AZ Desert Wildflowers?greenspun.com : LUSENET : Large format photography : One Thread
Anybody out there have some details to share concerning wildflowers in Arizona? I've read a few reports on usenet, but could use some more opinions as to where and how they're blooming, and how long they're expected to last. I'll be heading down for several days later this month, with the bonus of total flexibility as to when/where I go. TIA!
-- Todd Caudle (email@example.com), February 09, 2001
Wild flowers are blooming now! We had abundant rainfall in October to start the whole germination process. Brittle bush are currently in bloom in the Tucson Mountains. With Lupine, just starting to bloom in the Tucson area. Currently, there are carpets of Mexican poppies blooming the Picacho area. The wild flower bloom is about a month ahead of schedule. According to experts, this will be considered a top 10 blooming season.
Brittle bush, Mexican poppies, lupine normally bloom in March. Palo verde in April. Saguaros, Organ pipes, chollas, prickly pears, ocotillo in May, June.
Hope this helps.....
-- Dave Hayes (firstname.lastname@example.org), February 10, 2001.
I can't speak for the rest of the state but today, I was out shooting wildflowers at the Lost Dutchman State Park east of Phoenix.
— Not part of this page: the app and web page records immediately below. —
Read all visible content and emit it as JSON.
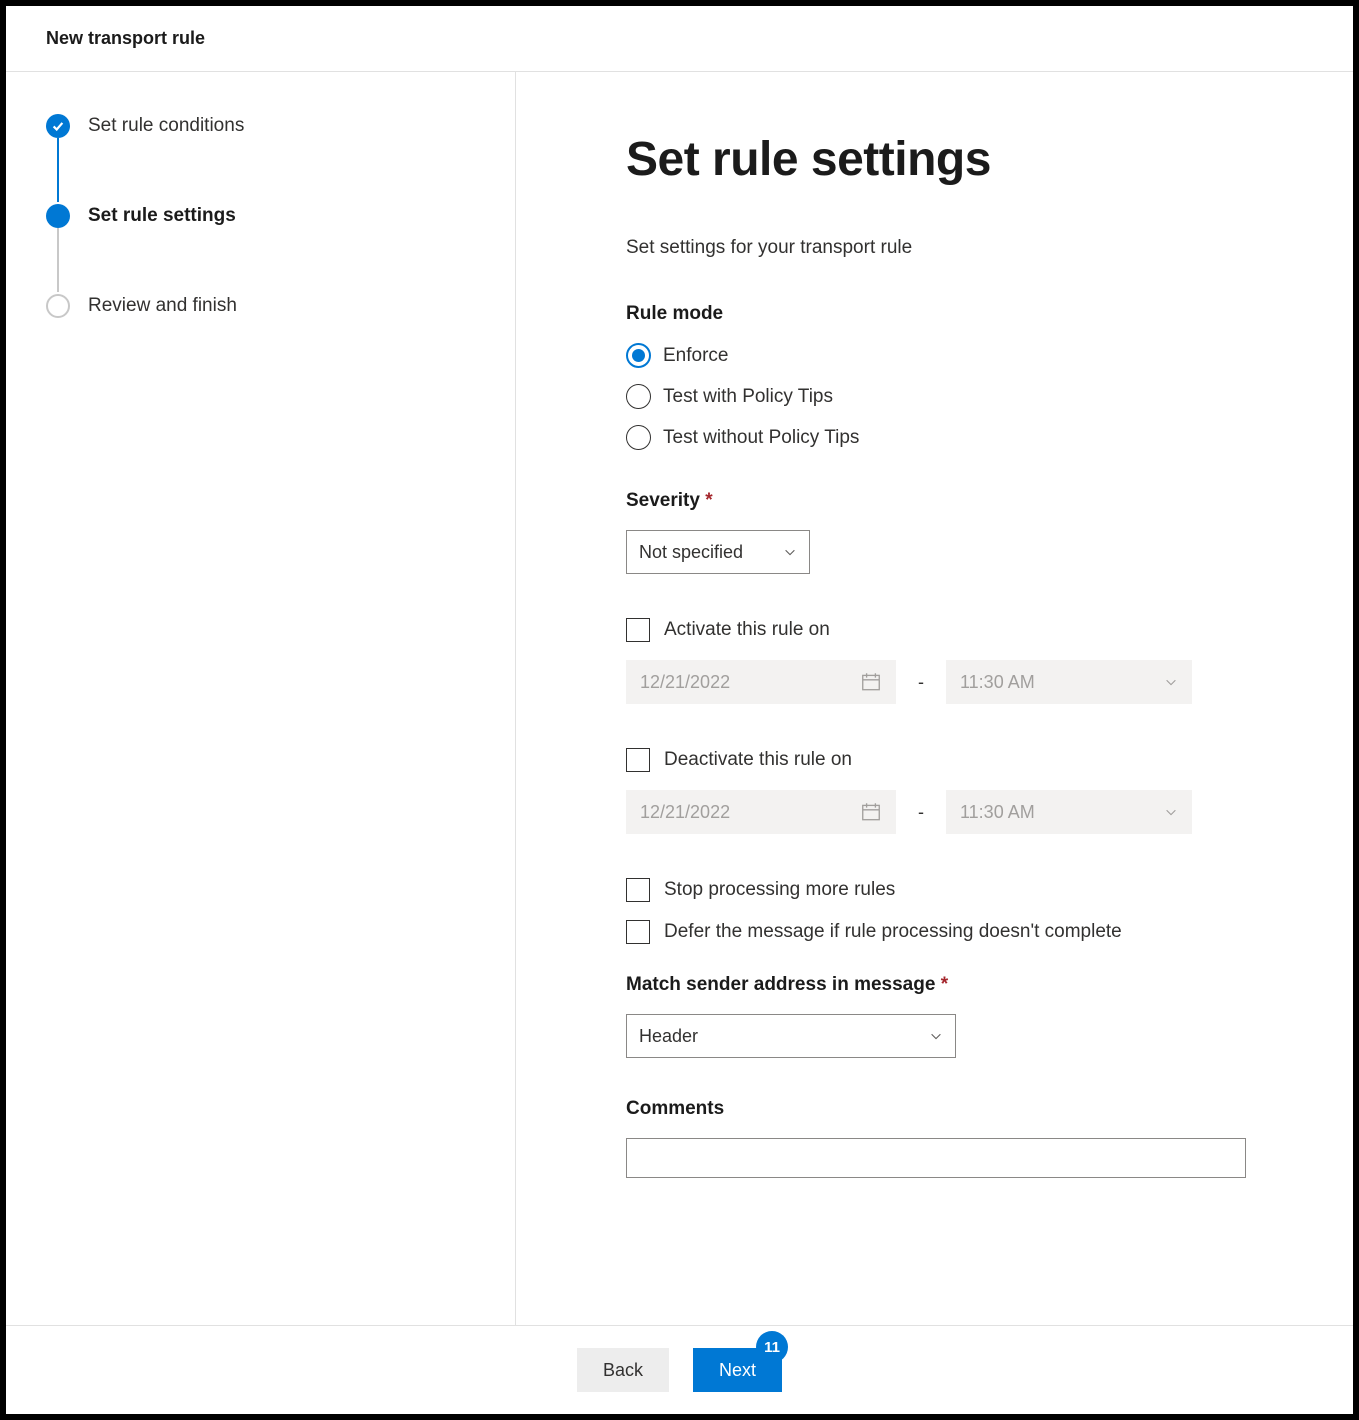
{
  "header": {
    "title": "New transport rule"
  },
  "steps": [
    {
      "label": "Set rule conditions",
      "state": "completed"
    },
    {
      "label": "Set rule settings",
      "state": "current"
    },
    {
      "label": "Review and finish",
      "state": "pending"
    }
  ],
  "main": {
    "title": "Set rule settings",
    "description": "Set settings for your transport rule",
    "ruleMode": {
      "label": "Rule mode",
      "options": [
        {
          "label": "Enforce",
          "checked": true
        },
        {
          "label": "Test with Policy Tips",
          "checked": false
        },
        {
          "label": "Test without Policy Tips",
          "checked": false
        }
      ]
    },
    "severity": {
      "label": "Severity",
      "required": true,
      "value": "Not specified"
    },
    "activate": {
      "label": "Activate this rule on",
      "date": "12/21/2022",
      "time": "11:30 AM"
    },
    "deactivate": {
      "label": "Deactivate this rule on",
      "date": "12/21/2022",
      "time": "11:30 AM"
    },
    "stopProcessing": {
      "label": "Stop processing more rules"
    },
    "deferMessage": {
      "label": "Defer the message if rule processing doesn't complete"
    },
    "matchSender": {
      "label": "Match sender address in message",
      "required": true,
      "value": "Header"
    },
    "comments": {
      "label": "Comments"
    }
  },
  "footer": {
    "back": "Back",
    "next": "Next",
    "badge": "11"
  }
}
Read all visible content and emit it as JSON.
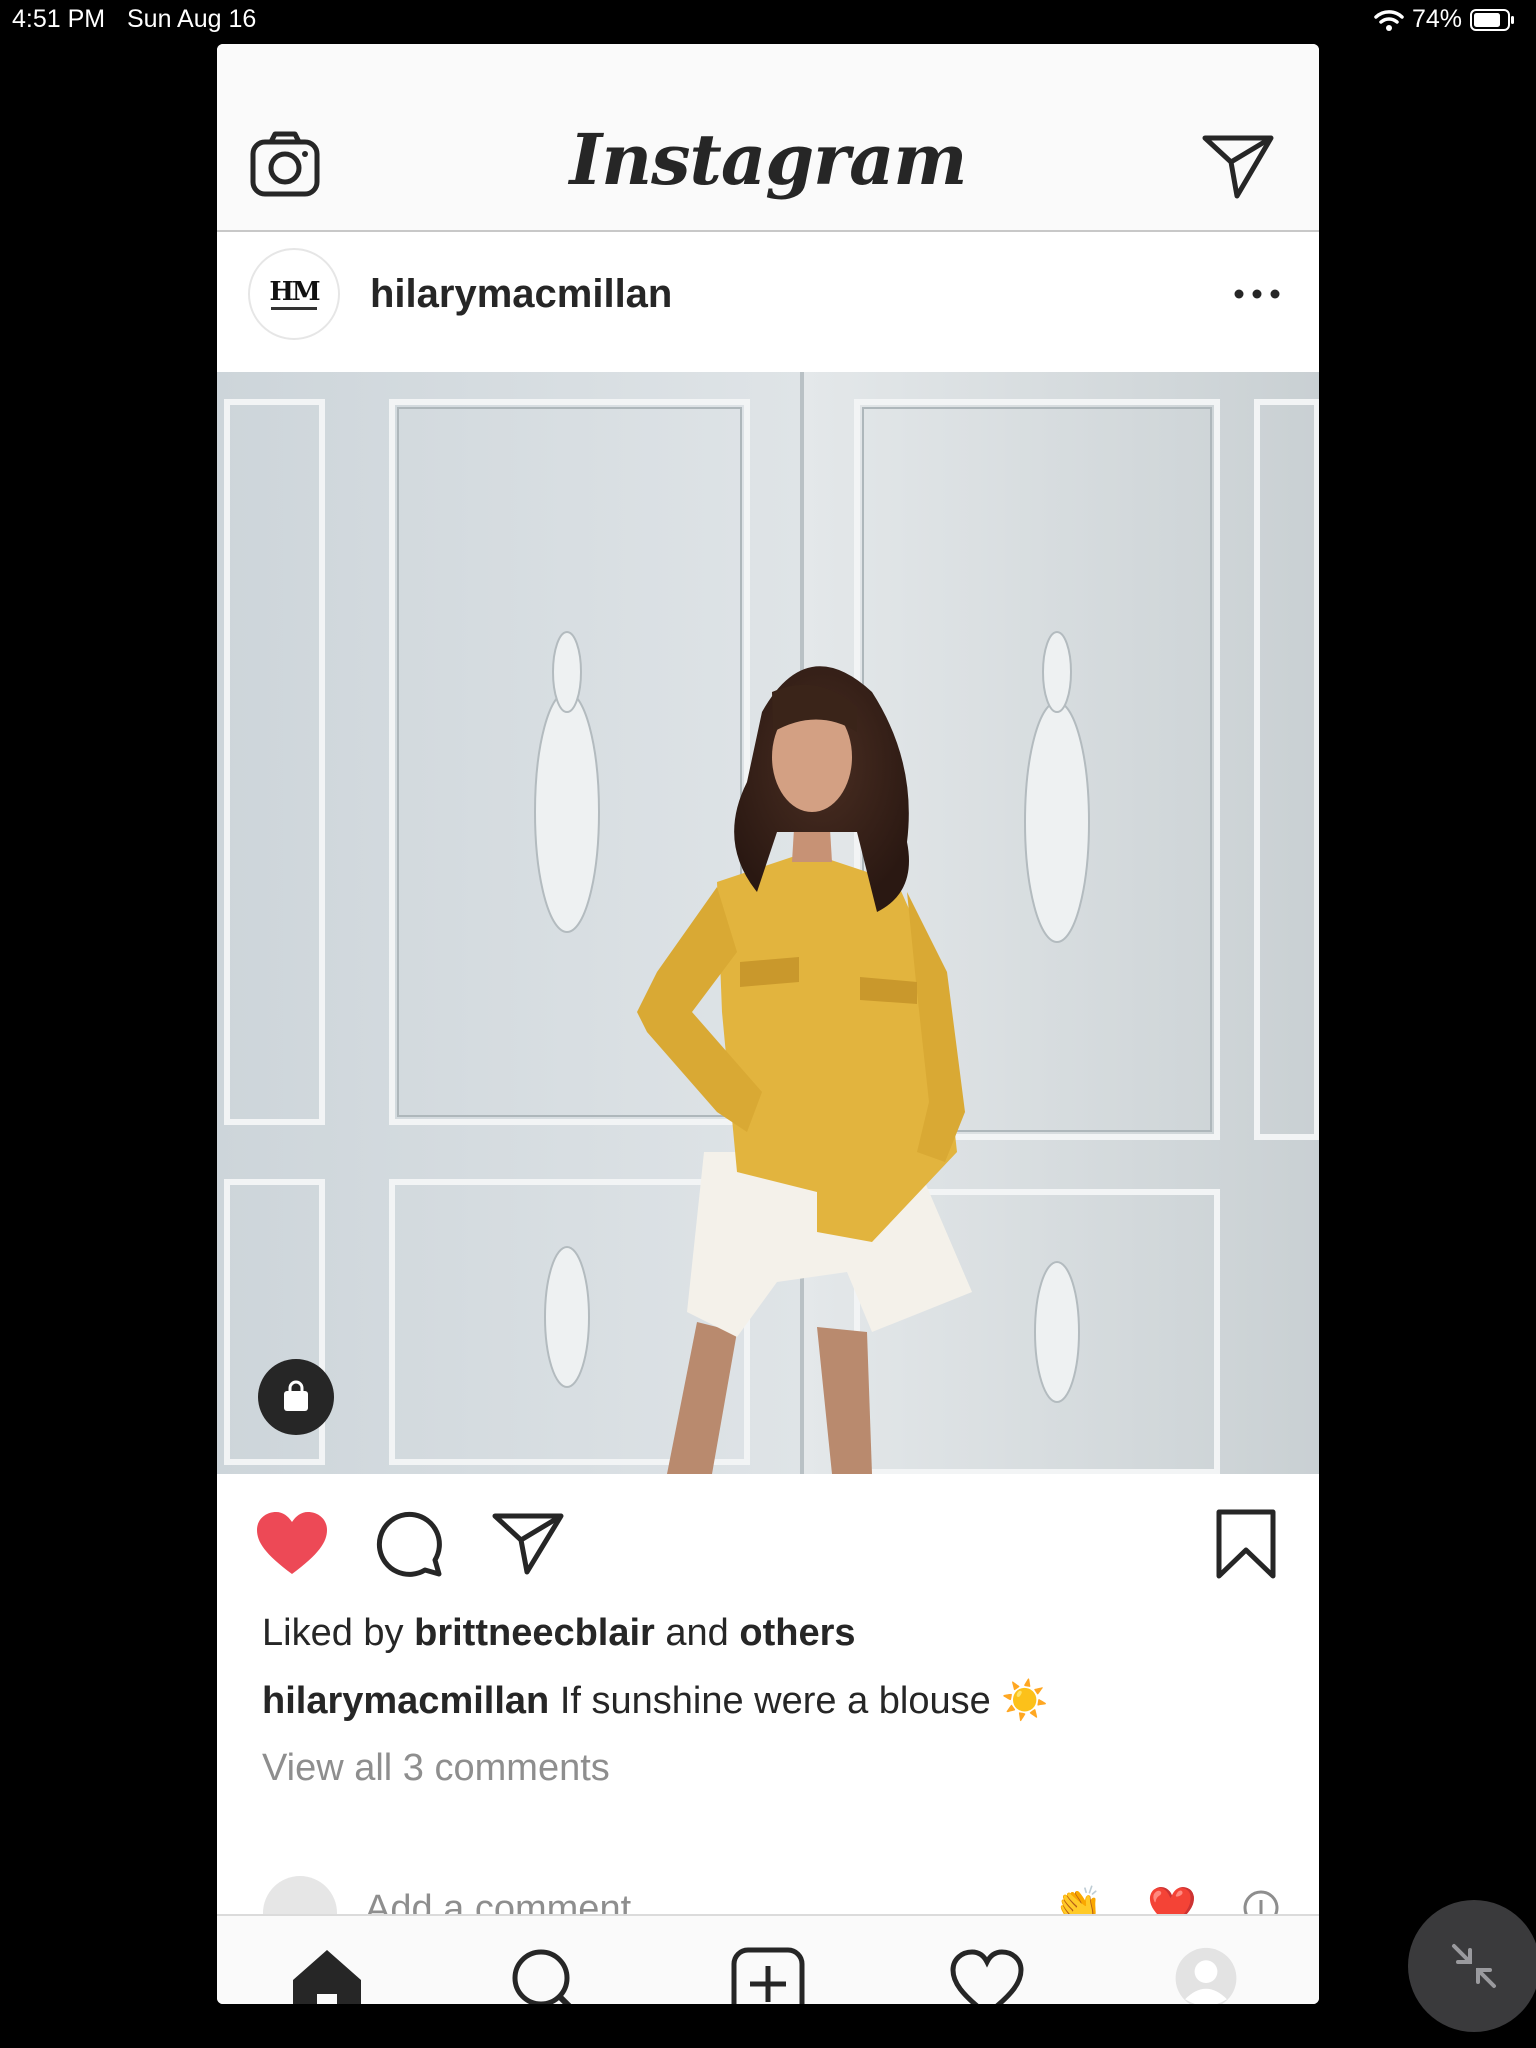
{
  "status_bar": {
    "time": "4:51 PM",
    "date": "Sun Aug 16",
    "battery": "74%"
  },
  "app": {
    "logo_text": "Instagram"
  },
  "post": {
    "username": "hilarymacmillan",
    "avatar_text": "HM",
    "likes": {
      "prefix": "Liked by",
      "user": "brittneecblair",
      "joiner": "and",
      "others": "others"
    },
    "caption": {
      "username": "hilarymacmillan",
      "text": "If sunshine were a blouse ☀️"
    },
    "view_comments": "View all 3 comments",
    "add_comment_placeholder": "Add a comment...",
    "quick_reactions": [
      "👏",
      "❤️"
    ],
    "liked": true
  },
  "colors": {
    "like_red": "#ed4956",
    "text": "#262626",
    "muted": "#8e8e8e",
    "blouse": "#e2b43e"
  },
  "icons": {
    "camera": "camera-icon",
    "direct": "paper-plane-icon",
    "more": "ellipsis-icon",
    "shop": "shopping-bag-icon",
    "like": "heart-filled-icon",
    "comment": "speech-bubble-icon",
    "share": "paper-plane-icon",
    "save": "bookmark-icon",
    "home": "home-icon",
    "search": "search-icon",
    "new_post": "plus-square-icon",
    "activity": "heart-outline-icon",
    "profile": "profile-avatar-icon",
    "pip": "minimize-arrows-icon"
  }
}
Alas, I think the desert poppies may have peaked already as most of them were closed and compared to when I shot there last Friday, they've started to be over-run by other plants. On the positive side, though, lupine have started blooming (they weren't last week) as well as the brittle brush and many other plants. I guess I will have to back next Friday as well since another photographer told me flowers are blooming up by Canyon Lake as well... :^)
-- Jeffrey Goggin (email@example.com), February 10, 2001.
For the Tucson area (which is at a higher elevation than Phoenix), only the Brittle bush are blooming abundantly. The Poppies have yet to peak.
-- Dave Hayes (firstname.lastname@example.org), February 11, 2001.
Dave is right, but "abundantly" is almost not strong enough. Some parts of the Rincon Mountains (east of Tucson, where the eastern part of Saguaro National Park is), look amost like they are covered with mounds of yellow foam. In 38 years here, I don't recall ever seeing the brittle bush look so impressive -- most years, they're really anemnic. There is still about 4 feet of snow at the ski area just north of Tucson, so we should have some good "wildflowers and waterfall" shots available for the next month. Todd, if you get the chance, you might want to check the area around Why, AZ,which is west of Tucson, near Organ Pipe National Monument. The poppies, lupine and some other red stuff I don't know the name of have been really impressive out there for several years now, and with all the fall and winter rains this year, I'd anticipate a great show.
-- Lyle Aldridge (email@example.com), February 12, 2001.
Allow me to express a certain amount of jealousy. Up here in the Sedona area, while it is beginning to feel like spring to senses honed by fifteen years in Denver, there is precious little going on yet, the buds on the trees have just begun to swell and according to the morning news, we're looking at possibly three to six inches of SNOW today.
Of course, the red rocks here are in 'full bloom' - but then, they always are. :-)
-- Anthony J. Kohler (firstname.lastname@example.org), February 13, 2001.